Every line below should be copied exactly; drop the pictures.

───── Source data ─────

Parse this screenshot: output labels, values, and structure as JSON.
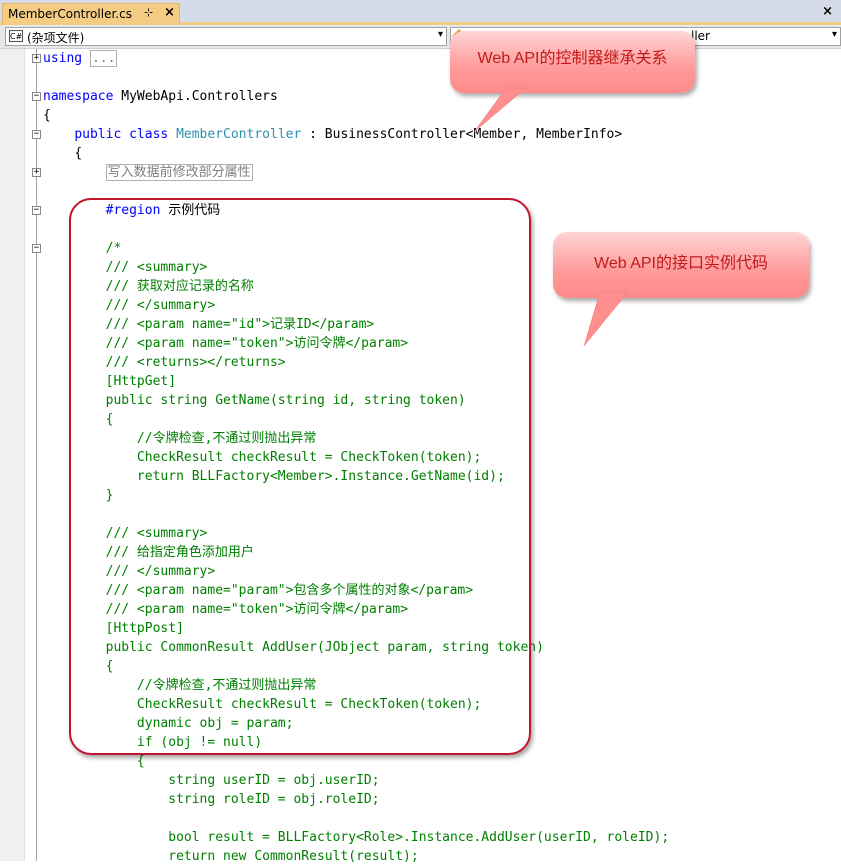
{
  "tab": {
    "title": "MemberController.cs",
    "pin": "⊹",
    "close": "×"
  },
  "window": {
    "close_all": "×"
  },
  "navbar": {
    "left_combo": {
      "icon": "C#",
      "value": "(杂项文件)"
    },
    "right_combo": {
      "value": "ller"
    }
  },
  "code": {
    "using_kw": "using",
    "using_collapsed": "...",
    "namespace_kw": "namespace",
    "namespace_name": " MyWebApi.Controllers",
    "open_brace": "{",
    "class_public": "public",
    "class_kw": "class",
    "class_name": "MemberController",
    "class_base": " : BusinessController<Member, MemberInfo>",
    "class_open": "{",
    "collapsed_region": "写入数据前修改部分属性",
    "region_kw": "#region",
    "region_name": " 示例代码",
    "comment_open": "/*",
    "m1_summary_open": "/// <summary>",
    "m1_summary_text": "/// 获取对应记录的名称",
    "m1_summary_close": "/// </summary>",
    "m1_param1": "/// <param name=\"id\">记录ID</param>",
    "m1_param2": "/// <param name=\"token\">访问令牌</param>",
    "m1_returns": "/// <returns></returns>",
    "m1_attr": "[HttpGet]",
    "m1_sig": "public string GetName(string id, string token)",
    "m1_open": "{",
    "m1_c1": "    //令牌检查,不通过则抛出异常",
    "m1_c2": "    CheckResult checkResult = CheckToken(token);",
    "m1_c3": "    return BLLFactory<Member>.Instance.GetName(id);",
    "m1_close": "}",
    "m2_summary_open": "/// <summary>",
    "m2_summary_text": "/// 给指定角色添加用户",
    "m2_summary_close": "/// </summary>",
    "m2_param1": "/// <param name=\"param\">包含多个属性的对象</param>",
    "m2_param2": "/// <param name=\"token\">访问令牌</param>",
    "m2_attr": "[HttpPost]",
    "m2_sig": "public CommonResult AddUser(JObject param, string token)",
    "m2_open": "{",
    "m2_c1": "    //令牌检查,不通过则抛出异常",
    "m2_c2": "    CheckResult checkResult = CheckToken(token);",
    "m2_c3": "    dynamic obj = param;",
    "m2_c4": "    if (obj != null)",
    "m2_c5": "    {",
    "m2_c6": "        string userID = obj.userID;",
    "m2_c7": "        string roleID = obj.roleID;",
    "m2_c8": "        bool result = BLLFactory<Role>.Instance.AddUser(userID, roleID);",
    "m2_c9": "        return new CommonResult(result);"
  },
  "annotations": {
    "callout_1": "Web API的控制器继承关系",
    "callout_2": "Web  API的接口实例代码",
    "box_color": "#c0152d",
    "callout_color": "#ff9a9a"
  },
  "colors": {
    "keyword": "#0000ff",
    "type": "#2b91af",
    "comment": "#008000",
    "tab_active": "#f5cc84"
  }
}
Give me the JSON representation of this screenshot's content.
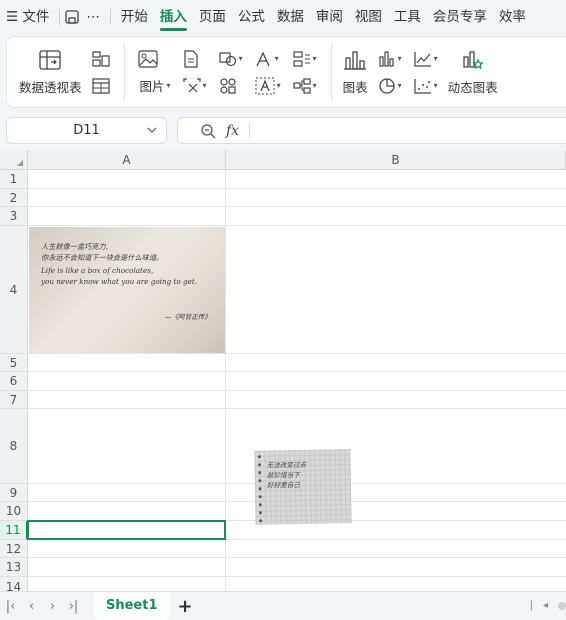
{
  "menu": {
    "file_label": "文件",
    "tabs": [
      "开始",
      "插入",
      "页面",
      "公式",
      "数据",
      "审阅",
      "视图",
      "工具",
      "会员专享",
      "效率"
    ],
    "active_tab": "插入"
  },
  "ribbon": {
    "pivot_table": "数据透视表",
    "picture": "图片",
    "chart": "图表",
    "dynamic_chart": "动态图表"
  },
  "formula": {
    "cell_ref": "D11",
    "fx_label": "fx",
    "value": ""
  },
  "columns": [
    "A",
    "B"
  ],
  "rows": [
    "1",
    "2",
    "3",
    "4",
    "5",
    "6",
    "7",
    "8",
    "9",
    "10",
    "11",
    "12",
    "13",
    "14"
  ],
  "selected_row": "11",
  "image1": {
    "line1": "人生就像一盒巧克力,",
    "line2": "你永远不会知道下一块会是什么味道。",
    "line3": "Life is like a box of chocolates,",
    "line4": "you never know what you are going to get.",
    "signature": "—《阿甘正传》"
  },
  "image2": {
    "line1": "无法改变过去",
    "line2": "就珍惜当下",
    "line3": "好好爱自己"
  },
  "sheets": {
    "tabs": [
      "Sheet1"
    ],
    "active": "Sheet1",
    "add_label": "+"
  },
  "colors": {
    "accent": "#1a8a5a"
  }
}
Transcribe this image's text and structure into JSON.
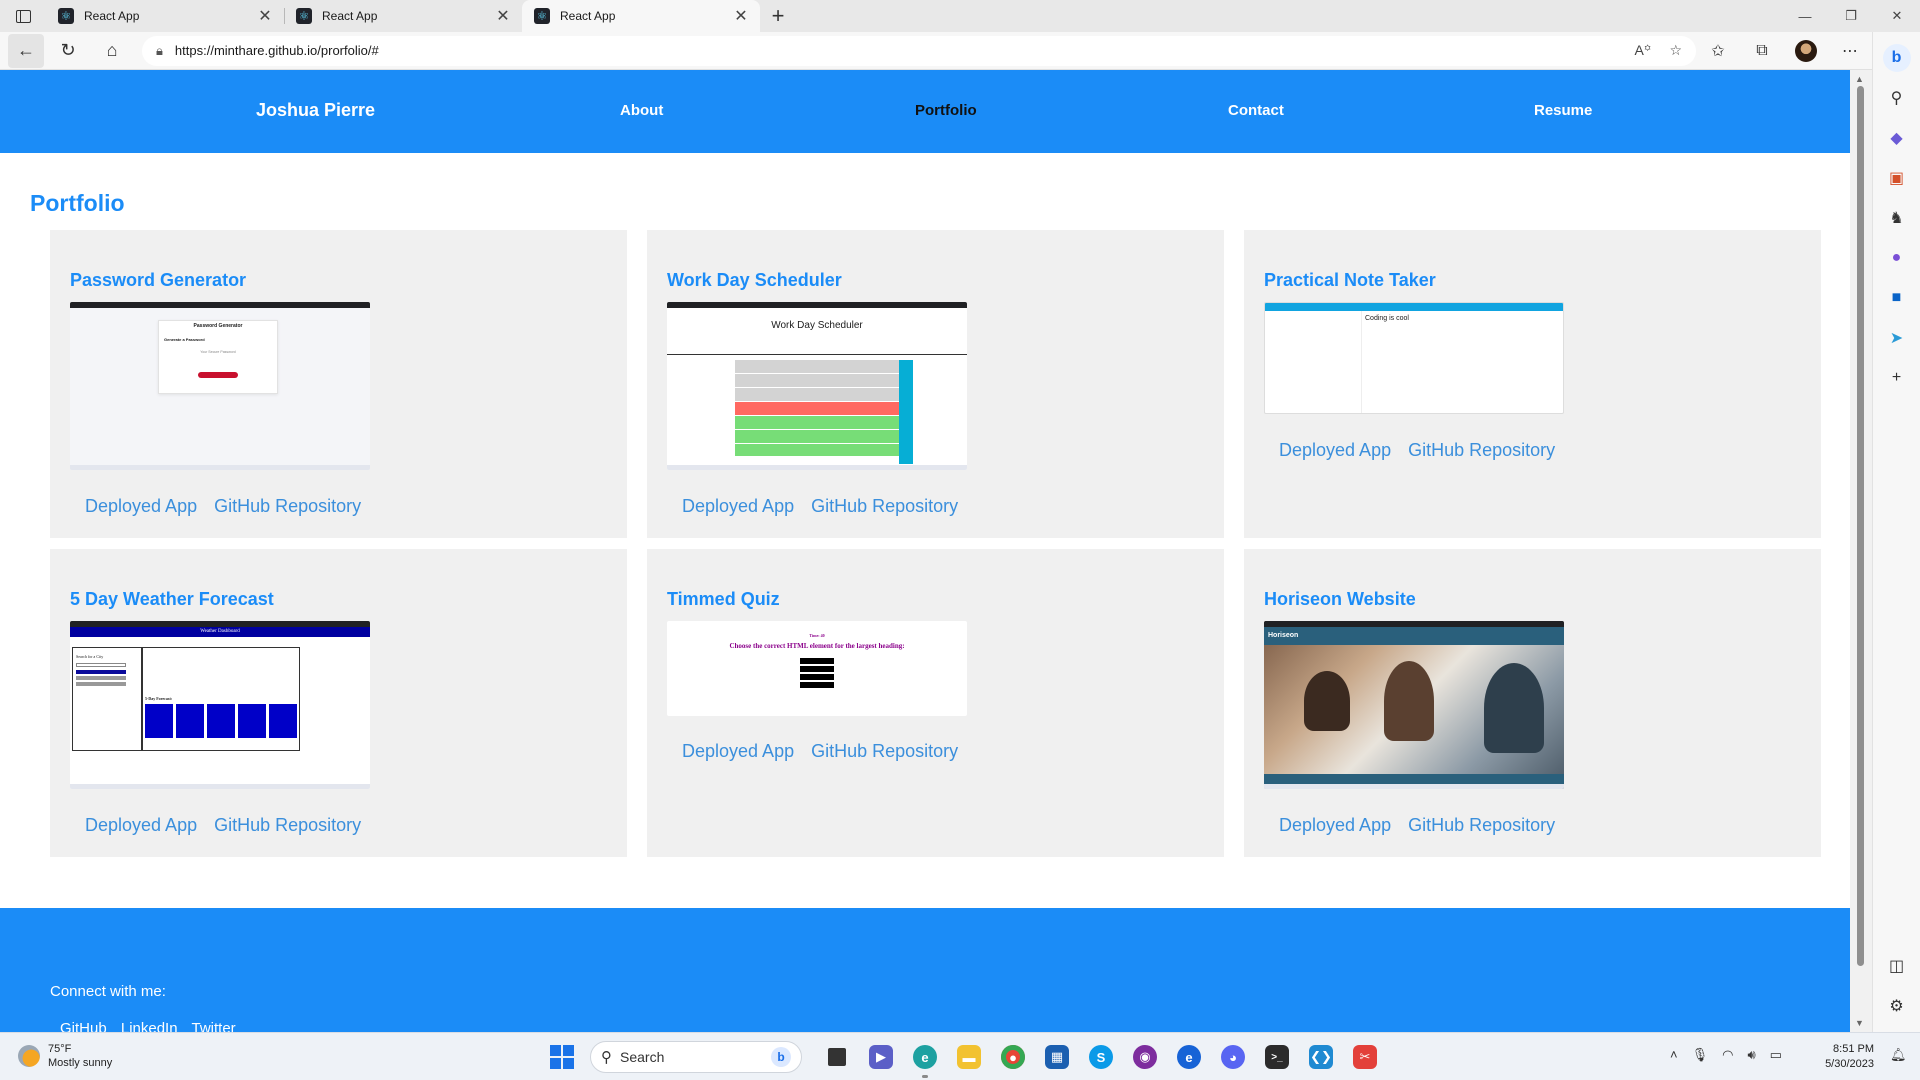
{
  "browser": {
    "tabs": [
      {
        "title": "React App",
        "active": false
      },
      {
        "title": "React App",
        "active": false
      },
      {
        "title": "React App",
        "active": true
      }
    ],
    "url": "https://minthare.github.io/prorfolio/#"
  },
  "site": {
    "brand": "Joshua Pierre",
    "nav": [
      {
        "label": "About"
      },
      {
        "label": "Portfolio"
      },
      {
        "label": "Contact"
      },
      {
        "label": "Resume"
      }
    ],
    "page_title": "Portfolio",
    "projects": [
      {
        "title": "Password Generator",
        "deployed": "Deployed App",
        "repo": "GitHub Repository"
      },
      {
        "title": "Work Day Scheduler",
        "deployed": "Deployed App",
        "repo": "GitHub Repository"
      },
      {
        "title": "Practical Note Taker",
        "deployed": "Deployed App",
        "repo": "GitHub Repository"
      },
      {
        "title": "5 Day Weather Forecast",
        "deployed": "Deployed App",
        "repo": "GitHub Repository"
      },
      {
        "title": "Timmed Quiz",
        "deployed": "Deployed App",
        "repo": "GitHub Repository"
      },
      {
        "title": "Horiseon Website",
        "deployed": "Deployed App",
        "repo": "GitHub Repository"
      }
    ],
    "thumbs": {
      "password_title": "Password Generator",
      "password_sub": "Generate a Password",
      "password_field": "Your Secure Password",
      "scheduler_title": "Work Day Scheduler",
      "note_text": "Coding is cool",
      "weather_title": "Weather Dashboard",
      "weather_search": "Search for a City",
      "weather_forecast": "5-Day Forecast:",
      "quiz_timer": "Time: 40",
      "quiz_question": "Choose the correct HTML element for the largest heading:",
      "horiseon_brand": "Horiseon"
    },
    "footer": {
      "label": "Connect with me:",
      "links": [
        "GitHub",
        "LinkedIn",
        "Twitter"
      ]
    }
  },
  "taskbar": {
    "weather_temp": "75°F",
    "weather_desc": "Mostly sunny",
    "search_placeholder": "Search",
    "time": "8:51 PM",
    "date": "5/30/2023"
  },
  "colors": {
    "accent": "#1b8cf7",
    "card_bg": "#f0f0f0",
    "link": "#3b8fdc"
  }
}
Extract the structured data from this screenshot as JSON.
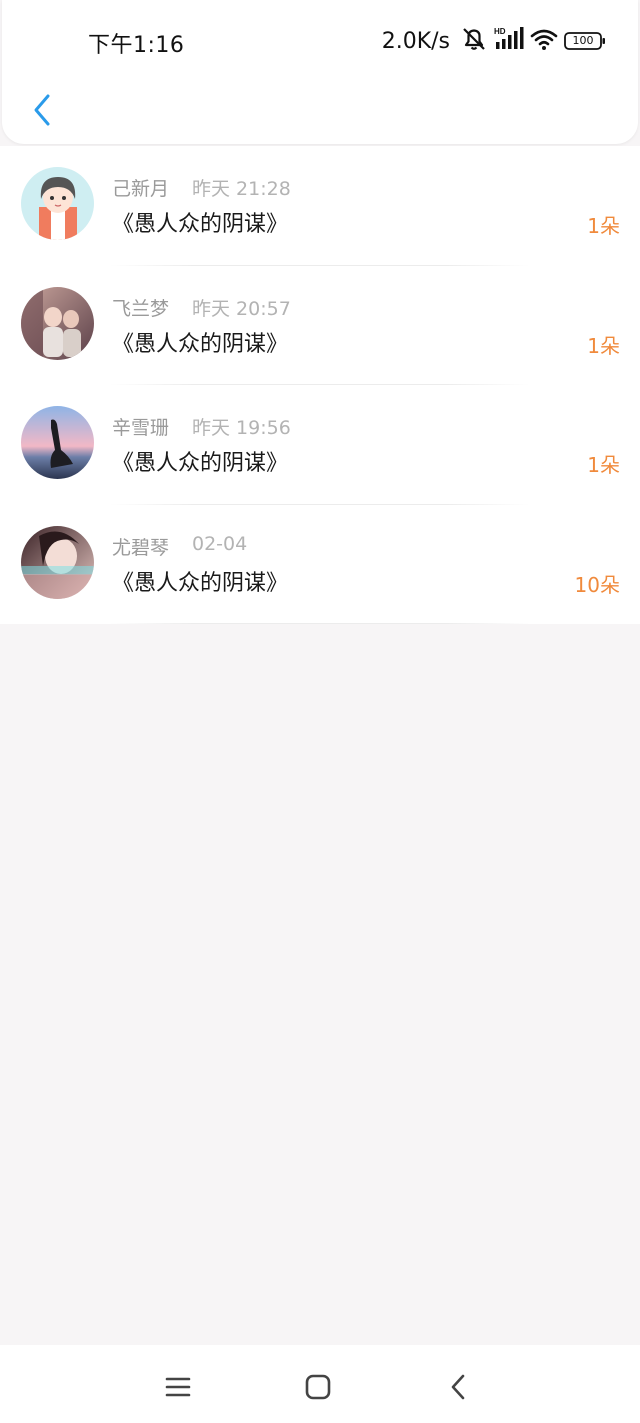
{
  "status_bar": {
    "time": "下午1:16",
    "net_speed": "2.0K/s",
    "battery": "100",
    "icons": [
      "mute-icon",
      "hd-signal-icon",
      "wifi-icon",
      "battery-icon"
    ]
  },
  "header": {
    "back_icon": "chevron-left-icon",
    "accent_color": "#2a9bea"
  },
  "gifts": [
    {
      "name": "己新月",
      "time": "昨天 21:28",
      "title": "《愚人众的阴谋》",
      "count": "1朵"
    },
    {
      "name": "飞兰梦",
      "time": "昨天 20:57",
      "title": "《愚人众的阴谋》",
      "count": "1朵"
    },
    {
      "name": "辛雪珊",
      "time": "昨天 19:56",
      "title": "《愚人众的阴谋》",
      "count": "1朵"
    },
    {
      "name": "尤碧琴",
      "time": "02-04",
      "title": "《愚人众的阴谋》",
      "count": "10朵"
    }
  ],
  "colors": {
    "count": "#f08a3c",
    "name": "#9a9a9a",
    "title": "#1a1a1a",
    "background": "#f7f5f6"
  },
  "nav_bar": {
    "icons": [
      "menu-icon",
      "home-icon",
      "back-icon"
    ]
  }
}
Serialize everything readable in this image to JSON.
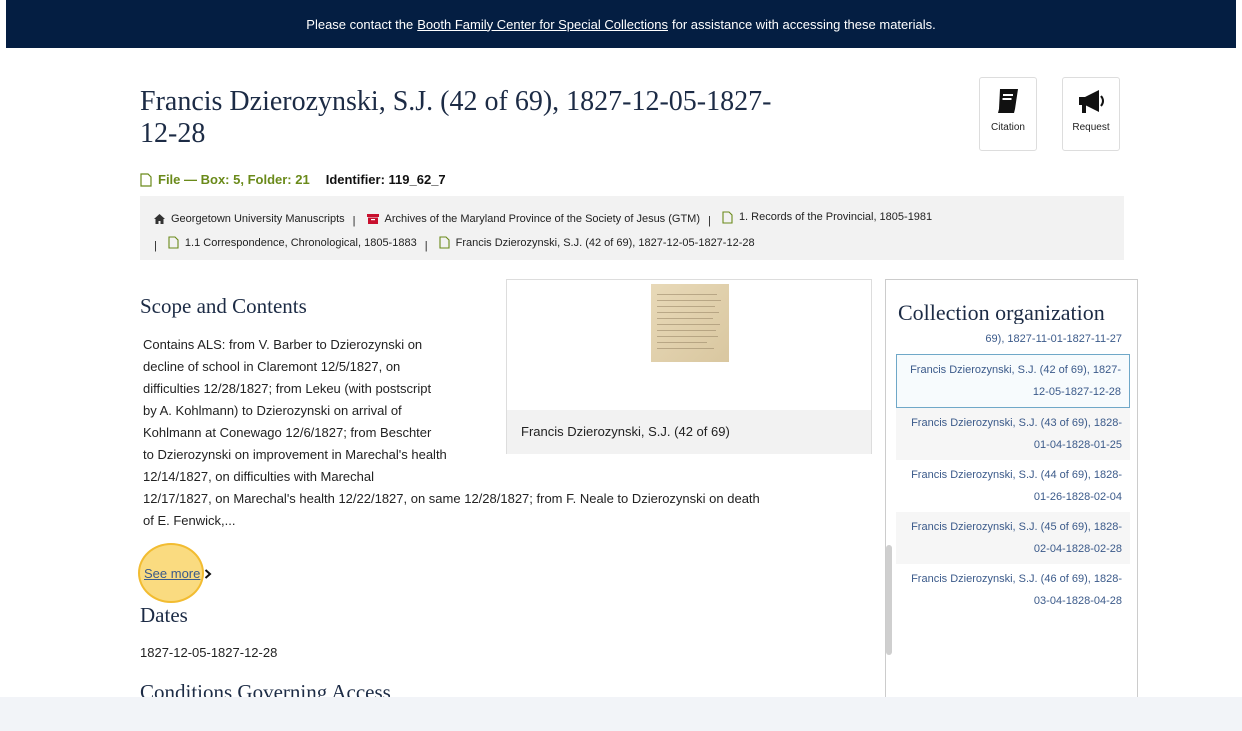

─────

Answer space:
Parse this screenshot: output labels, values, and structure as JSON.
{
  "tab": {
    "title": "MemberController.cs",
    "pin": "⊹",
    "close": "×"
  },
  "window": {
    "close_all": "×"
  },
  "navbar": {
    "left_combo": {
      "icon": "C#",
      "value": "(杂项文件)"
    },
    "right_combo": {
      "value": "ller"
    }
  },
  "code": {
    "using_kw": "using",
    "using_collapsed": "...",
    "namespace_kw": "namespace",
    "namespace_name": " MyWebApi.Controllers",
    "open_brace": "{",
    "class_public": "public",
    "class_kw": "class",
    "class_name": "MemberController",
    "class_base": " : BusinessController<Member, MemberInfo>",
    "class_open": "{",
    "collapsed_region": "写入数据前修改部分属性",
    "region_kw": "#region",
    "region_name": " 示例代码",
    "comment_open": "/*",
    "m1_summary_open": "/// <summary>",
    "m1_summary_text": "/// 获取对应记录的名称",
    "m1_summary_close": "/// </summary>",
    "m1_param1": "/// <param name=\"id\">记录ID</param>",
    "m1_param2": "/// <param name=\"token\">访问令牌</param>",
    "m1_returns": "/// <returns></returns>",
    "m1_attr": "[HttpGet]",
    "m1_sig": "public string GetName(string id, string token)",
    "m1_open": "{",
    "m1_c1": "    //令牌检查,不通过则抛出异常",
    "m1_c2": "    CheckResult checkResult = CheckToken(token);",
    "m1_c3": "    return BLLFactory<Member>.Instance.GetName(id);",
    "m1_close": "}",
    "m2_summary_open": "/// <summary>",
    "m2_summary_text": "/// 给指定角色添加用户",
    "m2_summary_close": "/// </summary>",
    "m2_param1": "/// <param name=\"param\">包含多个属性的对象</param>",
    "m2_param2": "/// <param name=\"token\">访问令牌</param>",
    "m2_attr": "[HttpPost]",
    "m2_sig": "public CommonResult AddUser(JObject param, string token)",
    "m2_open": "{",
    "m2_c1": "    //令牌检查,不通过则抛出异常",
    "m2_c2": "    CheckResult checkResult = CheckToken(token);",
    "m2_c3": "    dynamic obj = param;",
    "m2_c4": "    if (obj != null)",
    "m2_c5": "    {",
    "m2_c6": "        string userID = obj.userID;",
    "m2_c7": "        string roleID = obj.roleID;",
    "m2_c8": "        bool result = BLLFactory<Role>.Instance.AddUser(userID, roleID);",
    "m2_c9": "        return new CommonResult(result);"
  },
  "annotations": {
    "callout_1": "Web API的控制器继承关系",
    "callout_2": "Web  API的接口实例代码",
    "box_color": "#c0152d",
    "callout_color": "#ff9a9a"
  },
  "colors": {
    "keyword": "#0000ff",
    "type": "#2b91af",
    "comment": "#008000",
    "tab_active": "#f5cc84"
  }
}
Give me the JSON representation of this screenshot's content.
{
  "menu": {
    "file_label": "文件",
    "tabs": [
      "开始",
      "插入",
      "页面",
      "公式",
      "数据",
      "审阅",
      "视图",
      "工具",
      "会员专享",
      "效率"
    ],
    "active_tab": "插入"
  },
  "ribbon": {
    "pivot_table": "数据透视表",
    "picture": "图片",
    "chart": "图表",
    "dynamic_chart": "动态图表"
  },
  "formula": {
    "cell_ref": "D11",
    "fx_label": "fx",
    "value": ""
  },
  "columns": [
    "A",
    "B"
  ],
  "rows": [
    "1",
    "2",
    "3",
    "4",
    "5",
    "6",
    "7",
    "8",
    "9",
    "10",
    "11",
    "12",
    "13",
    "14"
  ],
  "selected_row": "11",
  "image1": {
    "line1": "人生就像一盒巧克力,",
    "line2": "你永远不会知道下一块会是什么味道。",
    "line3": "Life is like a box of chocolates,",
    "line4": "you never know what you are going to get.",
    "signature": "—《阿甘正传》"
  },
  "image2": {
    "line1": "无法改变过去",
    "line2": "就珍惜当下",
    "line3": "好好爱自己"
  },
  "sheets": {
    "tabs": [
      "Sheet1"
    ],
    "active": "Sheet1",
    "add_label": "+"
  },
  "colors": {
    "accent": "#1a8a5a"
  }
}
Transcribe this image's text and structure into JSON.
{
  "browser": {
    "tabs": [
      {
        "title": "React App",
        "active": false
      },
      {
        "title": "React App",
        "active": false
      },
      {
        "title": "React App",
        "active": true
      }
    ],
    "url": "https://minthare.github.io/prorfolio/#"
  },
  "site": {
    "brand": "Joshua Pierre",
    "nav": [
      {
        "label": "About"
      },
      {
        "label": "Portfolio"
      },
      {
        "label": "Contact"
      },
      {
        "label": "Resume"
      }
    ],
    "page_title": "Portfolio",
    "projects": [
      {
        "title": "Password Generator",
        "deployed": "Deployed App",
        "repo": "GitHub Repository"
      },
      {
        "title": "Work Day Scheduler",
        "deployed": "Deployed App",
        "repo": "GitHub Repository"
      },
      {
        "title": "Practical Note Taker",
        "deployed": "Deployed App",
        "repo": "GitHub Repository"
      },
      {
        "title": "5 Day Weather Forecast",
        "deployed": "Deployed App",
        "repo": "GitHub Repository"
      },
      {
        "title": "Timmed Quiz",
        "deployed": "Deployed App",
        "repo": "GitHub Repository"
      },
      {
        "title": "Horiseon Website",
        "deployed": "Deployed App",
        "repo": "GitHub Repository"
      }
    ],
    "thumbs": {
      "password_title": "Password Generator",
      "password_sub": "Generate a Password",
      "password_field": "Your Secure Password",
      "scheduler_title": "Work Day Scheduler",
      "note_text": "Coding is cool",
      "weather_title": "Weather Dashboard",
      "weather_search": "Search for a City",
      "weather_forecast": "5-Day Forecast:",
      "quiz_timer": "Time: 40",
      "quiz_question": "Choose the correct HTML element for the largest heading:",
      "horiseon_brand": "Horiseon"
    },
    "footer": {
      "label": "Connect with me:",
      "links": [
        "GitHub",
        "LinkedIn",
        "Twitter"
      ]
    }
  },
  "taskbar": {
    "weather_temp": "75°F",
    "weather_desc": "Mostly sunny",
    "search_placeholder": "Search",
    "time": "8:51 PM",
    "date": "5/30/2023"
  },
  "colors": {
    "accent": "#1b8cf7",
    "card_bg": "#f0f0f0",
    "link": "#3b8fdc"
  }
}
Extract the structured data from this screenshot as JSON.
{
  "status_bar": {
    "time": "下午1:16",
    "net_speed": "2.0K/s",
    "battery": "100",
    "icons": [
      "mute-icon",
      "hd-signal-icon",
      "wifi-icon",
      "battery-icon"
    ]
  },
  "header": {
    "back_icon": "chevron-left-icon",
    "accent_color": "#2a9bea"
  },
  "gifts": [
    {
      "name": "己新月",
      "time": "昨天 21:28",
      "title": "《愚人众的阴谋》",
      "count": "1朵"
    },
    {
      "name": "飞兰梦",
      "time": "昨天 20:57",
      "title": "《愚人众的阴谋》",
      "count": "1朵"
    },
    {
      "name": "辛雪珊",
      "time": "昨天 19:56",
      "title": "《愚人众的阴谋》",
      "count": "1朵"
    },
    {
      "name": "尤碧琴",
      "time": "02-04",
      "title": "《愚人众的阴谋》",
      "count": "10朵"
    }
  ],
  "colors": {
    "count": "#f08a3c",
    "name": "#9a9a9a",
    "title": "#1a1a1a",
    "background": "#f7f5f6"
  },
  "nav_bar": {
    "icons": [
      "menu-icon",
      "home-icon",
      "back-icon"
    ]
  }
}
Serialize everything readable in this image to JSON.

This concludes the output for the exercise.